#### [TRY IT]
Before copying the entries, remove the pictures; everything else stays exactly as it is.

#### [RAW DATA]
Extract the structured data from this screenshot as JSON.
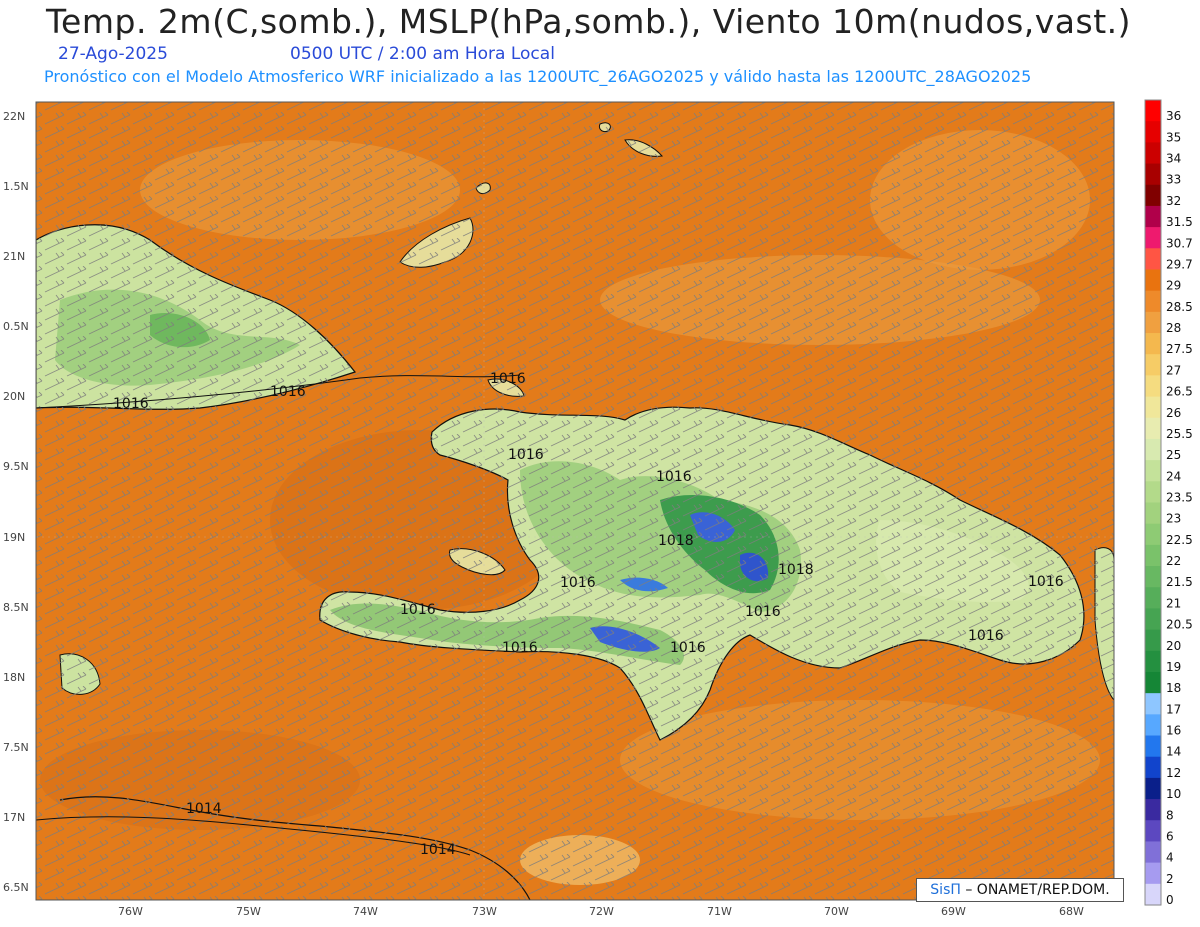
{
  "header": {
    "title": "Temp. 2m(C,somb.), MSLP(hPa,somb.), Viento 10m(nudos,vast.)",
    "date": "27-Ago-2025",
    "time": "0500 UTC / 2:00 am Hora Local",
    "model_line": "Pronóstico con el Modelo Atmosferico WRF inicializado a las 1200UTC_26AGO2025 y válido hasta las  1200UTC_28AGO2025"
  },
  "axes": {
    "y_labels": [
      "22N",
      "1.5N",
      "21N",
      "0.5N",
      "20N",
      "9.5N",
      "19N",
      "8.5N",
      "18N",
      "7.5N",
      "17N",
      "6.5N"
    ],
    "x_labels": [
      "76W",
      "75W",
      "74W",
      "73W",
      "72W",
      "71W",
      "70W",
      "69W",
      "68W"
    ]
  },
  "isobars": [
    "1016",
    "1016",
    "1016",
    "1016",
    "1016",
    "1018",
    "1016",
    "1018",
    "1016",
    "1016",
    "1016",
    "1016",
    "1016",
    "1016",
    "1014",
    "1014"
  ],
  "colorbar": {
    "labels": [
      "36",
      "35",
      "34",
      "33",
      "32",
      "31.5",
      "30.7",
      "29.7",
      "29",
      "28.5",
      "28",
      "27.5",
      "27",
      "26.5",
      "26",
      "25.5",
      "25",
      "24",
      "23.5",
      "23",
      "22.5",
      "22",
      "21.5",
      "21",
      "20.5",
      "20",
      "19",
      "18",
      "17",
      "16",
      "14",
      "12",
      "10",
      "8",
      "6",
      "4",
      "2",
      "0"
    ],
    "colors": [
      "#ff0000",
      "#e60000",
      "#cc0000",
      "#a80000",
      "#800000",
      "#b0004a",
      "#ee1a6e",
      "#ff5544",
      "#e9730f",
      "#ee8a2a",
      "#f0a040",
      "#f4b84e",
      "#f6cc66",
      "#f5dc80",
      "#f0e79a",
      "#e8ecb0",
      "#d8eab0",
      "#c4e29a",
      "#b3da8a",
      "#a2d27e",
      "#8ecb74",
      "#7ac26a",
      "#68b862",
      "#56ae5a",
      "#46a452",
      "#369a4a",
      "#249040",
      "#158636",
      "#8ec6ff",
      "#57a8ff",
      "#2277ee",
      "#1144cc",
      "#0a1f8a",
      "#3a2aa0",
      "#5c48c0",
      "#8070d8",
      "#a69bf0",
      "#d8d6fa"
    ]
  },
  "credit": {
    "brand": "SisΠ",
    "org": " – ONAMET/REP.DOM."
  }
}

#### [WRITTEN SOLUTION]
Extract the structured data from this screenshot as JSON.
{
  "header": {
    "title": "Temp. 2m(C,somb.), MSLP(hPa,somb.), Viento 10m(nudos,vast.)",
    "date": "27-Ago-2025",
    "time": "0500 UTC / 2:00 am Hora Local",
    "model_line": "Pronóstico con el Modelo Atmosferico WRF inicializado a las 1200UTC_26AGO2025 y válido hasta las  1200UTC_28AGO2025"
  },
  "axes": {
    "y_labels": [
      "22N",
      "1.5N",
      "21N",
      "0.5N",
      "20N",
      "9.5N",
      "19N",
      "8.5N",
      "18N",
      "7.5N",
      "17N",
      "6.5N"
    ],
    "x_labels": [
      "76W",
      "75W",
      "74W",
      "73W",
      "72W",
      "71W",
      "70W",
      "69W",
      "68W"
    ]
  },
  "isobars": [
    "1016",
    "1016",
    "1016",
    "1016",
    "1016",
    "1018",
    "1016",
    "1018",
    "1016",
    "1016",
    "1016",
    "1016",
    "1016",
    "1016",
    "1014",
    "1014"
  ],
  "colorbar": {
    "labels": [
      "36",
      "35",
      "34",
      "33",
      "32",
      "31.5",
      "30.7",
      "29.7",
      "29",
      "28.5",
      "28",
      "27.5",
      "27",
      "26.5",
      "26",
      "25.5",
      "25",
      "24",
      "23.5",
      "23",
      "22.5",
      "22",
      "21.5",
      "21",
      "20.5",
      "20",
      "19",
      "18",
      "17",
      "16",
      "14",
      "12",
      "10",
      "8",
      "6",
      "4",
      "2",
      "0"
    ],
    "colors": [
      "#ff0000",
      "#e60000",
      "#cc0000",
      "#a80000",
      "#800000",
      "#b0004a",
      "#ee1a6e",
      "#ff5544",
      "#e9730f",
      "#ee8a2a",
      "#f0a040",
      "#f4b84e",
      "#f6cc66",
      "#f5dc80",
      "#f0e79a",
      "#e8ecb0",
      "#d8eab0",
      "#c4e29a",
      "#b3da8a",
      "#a2d27e",
      "#8ecb74",
      "#7ac26a",
      "#68b862",
      "#56ae5a",
      "#46a452",
      "#369a4a",
      "#249040",
      "#158636",
      "#8ec6ff",
      "#57a8ff",
      "#2277ee",
      "#1144cc",
      "#0a1f8a",
      "#3a2aa0",
      "#5c48c0",
      "#8070d8",
      "#a69bf0",
      "#d8d6fa"
    ]
  },
  "credit": {
    "brand": "SisΠ",
    "org": " – ONAMET/REP.DOM."
  }
}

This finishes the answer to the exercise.